1. Search in multiple databases: It is always wise to start your search at the MLA International Bibliography, but you should also search in Google Scholar too. In addition to databases like JStor and Project MUSE, Google Scholar also searches institutional repositories containing scholarship by students and faculty at a given school. Running a search in Google can also help you find popular sources which you may be able to use, like book reviews, online articles, and books from commercial presses like Random House and Knopf. And it is always a good idea to search in Discover for books owned by the College Library or which we can get you through Interlibrary Loan (individual chapters) or EZ-Borrow (entire print books)

2. Run multiple searches using different keywords: If you search for the title of a short story and get no results, try searching for the title of the collection of short stories in which it was published.

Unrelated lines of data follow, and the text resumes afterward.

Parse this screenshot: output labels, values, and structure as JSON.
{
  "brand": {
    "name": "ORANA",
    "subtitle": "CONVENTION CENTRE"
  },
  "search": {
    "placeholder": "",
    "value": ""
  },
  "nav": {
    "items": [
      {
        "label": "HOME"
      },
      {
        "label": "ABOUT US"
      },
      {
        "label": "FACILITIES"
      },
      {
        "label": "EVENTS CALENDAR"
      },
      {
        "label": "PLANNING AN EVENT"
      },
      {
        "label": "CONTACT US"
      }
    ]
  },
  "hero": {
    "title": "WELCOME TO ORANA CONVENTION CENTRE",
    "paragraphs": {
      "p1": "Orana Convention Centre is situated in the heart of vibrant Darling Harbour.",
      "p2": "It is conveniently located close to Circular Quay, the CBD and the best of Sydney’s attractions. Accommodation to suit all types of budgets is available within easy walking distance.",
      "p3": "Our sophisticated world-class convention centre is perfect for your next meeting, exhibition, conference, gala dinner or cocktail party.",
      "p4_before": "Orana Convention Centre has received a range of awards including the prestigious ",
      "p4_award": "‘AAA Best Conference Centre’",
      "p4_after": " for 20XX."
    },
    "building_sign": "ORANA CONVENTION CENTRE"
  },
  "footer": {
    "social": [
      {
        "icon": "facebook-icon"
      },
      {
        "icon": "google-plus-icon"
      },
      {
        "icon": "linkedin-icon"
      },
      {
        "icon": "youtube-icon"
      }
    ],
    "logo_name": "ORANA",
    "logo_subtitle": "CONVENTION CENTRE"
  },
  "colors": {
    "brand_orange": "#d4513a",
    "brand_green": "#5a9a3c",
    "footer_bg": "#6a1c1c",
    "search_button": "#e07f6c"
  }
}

If titles of the works plus the author's last name are not getting you any results, try a search for the author's name only and look through the results for relevant works.

3. Use subject headings to expand your search to related topics and historical periods: The hyperlinked subject headings in databases like MLAIB and Discover can be a great way to expand your search to include sources on the historical period and place in which the work of fiction is set, the work's genre or affiliation with a literary movement like Modernism or Postmodernism, or the work's key themes and concepts like feminism, gender, or race. Unable to find a source with subject headings? Think about which headings and concepts would apply to the work and run searches using them as keywords.

4. Use citations and bibliographies to find additional sources: Once you find a relevant secondary source, use it to find others by searching in the footnotes/endnotes and Bibliography/Works Cited list for additional relevant works.

5. Ask Chris Barnes for research assistance: Tried the above strategies and still unable to find suitable secondary sources? Email Chris Barnes with a description of your research need. He can help you make sure you have exhausted all your search options or he can schedule a one-on-one online meeting with you to discuss more complicated issues.

 

Chris Barnes intro video

What makes a source scholarly?

Scholarly sources...

  • ...are written by and for faculty, researchers, or scholars. 
  • ...use scholarly or technical language specific to the field. 
  • ...include full citations for sources used. 
  • ...are often peer-reviewed or refereed. 
  • ...are NOT book reviews or editorials, even when they are in a scholarly journal. 

What's Peer Review? 

  • Process by which research articles are published in an academic journal. 
  • Essentially quality tests done by experts that help verify the article's findings, arguments, and conclusions. 
  • A synonym for refereed articles, as peer reviewers are sometimes called referees. 
  • For more about peer review, watch the video below!

Scholarly Communications Librarian